As you may have also heard, Freddie Freeman is a free agent. It seemed unlikely we would get to this point, but here we are, awaiting the resolution of the CBA negotiations and the resumption of offseason activity. It seems likely numerous teams will be interested in the ever-consistent Freeman, especially if the designated hitter is on the horizon.
Many around the game expect Freddie to ultimately return to Atlanta. But if he does not, Alex Anthopoulos and the front office will need to quickly adjust to fill a massive need at first base. There are seemingly no internal options, meaning they'd need to either hit the free agent market or swing a trade. The top trade candidate? Matt Olson.
Olson, who is the third most famous Parkview High School alumni behind Talking Chop’s Brad Rowland and Jeff Francoeur (in that specific order), is really good. He gets overlooked playing in Oakland where the final out is often recorded well after midnight in Atlanta, but it’s hard to find many hitters as complete as Olson.
Olson’s 2021: .271/.371/.540, 13.1 BB%, 16.3 K%, 39 HR, 146 wRC+, .379 xwOBA
Freeman’s 2021: .300/.391/.503, 12.2 BB%, 15.4 K%, 31 HR, 135 wRC+, .416 xwOBA
Their career numbers are similar, too, with Olson checking in with a 132 wRC+ and Freeman at 138. Olson really improved his strike zone discipline in 2021 as he significantly lowered his strikeout numbers while hitting for absurd power. He’s always been a high on-base guy. Both players are projected for a 140 wRC+ next season via Steamer projections.
Olson will turn 28 in a couple of months, making him 4.5 years younger than Freeman. He’s under contract control for another two years via arbitration (assuming the new CBA doesn’t adjust his current situation) and is projected to earn a healthy $12 million in 2022 and, presumably, $17-20 million in 2023. It would seem whichever team has Olson for the next two years will be getting him in the peak of his prime.
Every team seeking a first baseman will be all over Olson once the offseason resumes. It seems likely (guaranteed?) Anthopoulos has already made a phone call to discuss a basic framework of a deal. After all, teams are only going to have a couple of weeks to finalize their rosters once the new CBA is agreed upon. Oakland is in a tough division with the Astros, Mariners, Angels and free-spending Rangers, and a rebuild seems likely for Billy Beane’s club. The A’s front office also knows it can get a lot for Olson, and every day the club holds onto him, the less the asking price becomes.

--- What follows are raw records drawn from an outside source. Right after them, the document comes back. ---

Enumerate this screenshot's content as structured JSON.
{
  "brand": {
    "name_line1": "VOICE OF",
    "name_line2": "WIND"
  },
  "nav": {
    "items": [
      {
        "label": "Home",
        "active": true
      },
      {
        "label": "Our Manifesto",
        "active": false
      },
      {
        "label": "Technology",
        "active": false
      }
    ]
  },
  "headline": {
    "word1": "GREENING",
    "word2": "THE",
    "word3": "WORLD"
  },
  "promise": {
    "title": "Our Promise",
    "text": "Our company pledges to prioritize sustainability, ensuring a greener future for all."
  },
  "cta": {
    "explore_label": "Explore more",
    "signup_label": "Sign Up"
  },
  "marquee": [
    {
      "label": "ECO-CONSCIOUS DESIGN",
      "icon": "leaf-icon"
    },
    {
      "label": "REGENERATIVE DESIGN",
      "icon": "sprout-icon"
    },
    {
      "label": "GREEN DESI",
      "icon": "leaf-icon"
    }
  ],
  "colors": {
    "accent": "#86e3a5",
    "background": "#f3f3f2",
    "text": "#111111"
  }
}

It’s not easy to predict what a trade package would look like given the way the Athletics operate. And by all means feel free to opine in the comments what you would give up. It would not be cheap for the Braves to pluck Olson away, but if Freeman signs elsewhere, they may be willing to pay the premium.